I thoroughly enjoyed reading Janet Reid's humorous and beautifully written story. For me to enjoy illustrating a children's book, it's really important that I can relate to it in some way. So the best thing about illustrating Trouble For Toby, was that immediate connection I felt to the main character. Toby reminded me very much of my own son when he was younger.
His heart was in the right place, but his imagination and impulsiveness often led to trouble.
2. Toby desperately wants a pet, but his parents don’t think he can look after one. Did your parents let you get a pet when you were a kid? Were you able to look after it?

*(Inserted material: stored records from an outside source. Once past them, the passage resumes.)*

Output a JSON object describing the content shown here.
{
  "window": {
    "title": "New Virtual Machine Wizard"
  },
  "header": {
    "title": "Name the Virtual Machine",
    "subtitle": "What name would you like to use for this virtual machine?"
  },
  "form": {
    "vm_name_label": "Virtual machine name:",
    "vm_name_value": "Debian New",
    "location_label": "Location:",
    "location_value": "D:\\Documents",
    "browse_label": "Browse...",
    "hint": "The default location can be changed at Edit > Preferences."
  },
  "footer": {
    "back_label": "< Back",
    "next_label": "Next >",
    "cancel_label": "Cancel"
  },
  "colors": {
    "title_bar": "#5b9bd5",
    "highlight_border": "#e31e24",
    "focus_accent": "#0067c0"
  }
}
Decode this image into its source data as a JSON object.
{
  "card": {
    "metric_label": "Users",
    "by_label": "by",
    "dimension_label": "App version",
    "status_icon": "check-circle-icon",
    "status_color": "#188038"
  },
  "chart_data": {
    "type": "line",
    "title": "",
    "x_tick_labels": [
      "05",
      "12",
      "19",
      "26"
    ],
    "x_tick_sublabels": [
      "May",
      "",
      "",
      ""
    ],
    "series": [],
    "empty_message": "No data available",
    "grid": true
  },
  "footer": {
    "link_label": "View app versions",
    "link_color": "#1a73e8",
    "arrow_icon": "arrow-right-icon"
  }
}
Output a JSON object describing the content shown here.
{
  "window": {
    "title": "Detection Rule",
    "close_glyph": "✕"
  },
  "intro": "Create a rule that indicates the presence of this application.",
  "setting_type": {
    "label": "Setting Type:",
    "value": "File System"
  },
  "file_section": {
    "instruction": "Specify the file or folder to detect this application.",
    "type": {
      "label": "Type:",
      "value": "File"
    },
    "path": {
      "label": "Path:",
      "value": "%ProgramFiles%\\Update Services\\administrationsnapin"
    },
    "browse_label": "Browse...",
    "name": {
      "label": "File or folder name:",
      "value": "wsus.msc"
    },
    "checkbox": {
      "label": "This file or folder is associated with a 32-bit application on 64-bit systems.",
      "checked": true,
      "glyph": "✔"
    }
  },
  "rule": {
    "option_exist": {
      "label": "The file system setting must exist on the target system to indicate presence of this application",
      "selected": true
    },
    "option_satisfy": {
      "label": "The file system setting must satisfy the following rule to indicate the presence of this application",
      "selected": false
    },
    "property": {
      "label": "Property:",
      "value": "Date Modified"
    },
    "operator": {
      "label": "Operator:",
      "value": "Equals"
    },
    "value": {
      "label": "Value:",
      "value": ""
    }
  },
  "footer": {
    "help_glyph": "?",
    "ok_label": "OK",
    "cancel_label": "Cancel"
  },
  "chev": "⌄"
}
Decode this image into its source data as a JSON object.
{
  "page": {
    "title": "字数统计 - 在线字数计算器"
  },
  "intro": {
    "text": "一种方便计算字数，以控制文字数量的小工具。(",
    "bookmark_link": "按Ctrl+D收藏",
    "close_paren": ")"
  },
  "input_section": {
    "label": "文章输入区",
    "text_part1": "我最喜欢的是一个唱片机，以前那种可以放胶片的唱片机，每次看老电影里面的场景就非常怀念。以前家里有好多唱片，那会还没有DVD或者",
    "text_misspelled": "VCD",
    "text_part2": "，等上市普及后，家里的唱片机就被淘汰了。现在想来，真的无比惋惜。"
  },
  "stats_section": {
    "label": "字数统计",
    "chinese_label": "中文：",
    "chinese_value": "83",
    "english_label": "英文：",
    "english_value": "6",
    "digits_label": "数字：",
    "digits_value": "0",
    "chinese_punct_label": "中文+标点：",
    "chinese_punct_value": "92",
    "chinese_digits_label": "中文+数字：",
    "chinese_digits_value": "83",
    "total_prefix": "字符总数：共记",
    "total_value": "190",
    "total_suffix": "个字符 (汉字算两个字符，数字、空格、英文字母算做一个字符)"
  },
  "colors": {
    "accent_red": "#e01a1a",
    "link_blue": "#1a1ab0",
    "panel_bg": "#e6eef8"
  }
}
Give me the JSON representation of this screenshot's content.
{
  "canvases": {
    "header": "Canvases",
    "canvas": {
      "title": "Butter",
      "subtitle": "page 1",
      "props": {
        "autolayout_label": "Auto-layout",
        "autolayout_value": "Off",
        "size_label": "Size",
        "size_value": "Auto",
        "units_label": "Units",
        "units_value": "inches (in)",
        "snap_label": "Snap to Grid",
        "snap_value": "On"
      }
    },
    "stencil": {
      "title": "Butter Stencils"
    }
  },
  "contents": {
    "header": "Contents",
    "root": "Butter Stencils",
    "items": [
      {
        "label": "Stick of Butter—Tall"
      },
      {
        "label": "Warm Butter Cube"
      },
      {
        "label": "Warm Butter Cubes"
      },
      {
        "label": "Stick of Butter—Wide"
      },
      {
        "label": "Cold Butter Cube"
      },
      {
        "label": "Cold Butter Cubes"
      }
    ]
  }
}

Thinking back, I feel sorry for my parents. After many years of nagging and trying to convince my parents that I knew everything about ponies from reading books, they reluctantly agreed to let me buy one. Our neighbour sold me her ageing pony before she moved to the suburbs. While I successfully looked after my pony, I had no horse riding experience. Apparently, this is knowledge you learn from practical experience, like horse riding lessons, not from reading books.
I'm lucky to be alive really, after the amount of times my beloved pony aimed my head towards a low hanging branch, tossed me into a creek and trampled over the top of me.
3. Toby’s imagination takes him to crazy places. What is your favourite imaginary place that readers visit in the book?
When Toby convinces Sam to be park rangers in search for rare animals in the Tranquillity Garden. I will say no more, as I don't want to spoil any hairy surprises.
4. If you could be any fictional character, who would it be?
Anne of Green Gables because I enjoyed spending most of my childhood living in my own imaginary worlds, without a care in the world. Plus Prince Edward Island is my utopia. The scenery is positively sublime and the lobster is irresistibly delicious.
5. What do you love the most about children’s books? Are there one or two books that stick in your mind as most meaningful? Why?
I've always loved looking at pictures in children's books. The artwork in children's books was the very thing that influenced me to want to become an illustrator. I was a reluctant reader with a love for stories, so I was more inclined to read picture books or comic books, because the combination of words and pictures was easier for me to follow along.
During middle primary school, my favourite children's chapter book was The Silver Brumby by Elyne Mitchell. It was one of few 'illustrated' chapter books on a subject that interested me. If I was a child today, I believe I’d be an avid reader due to the much larger selection of illustrated chapter books offered in libraries.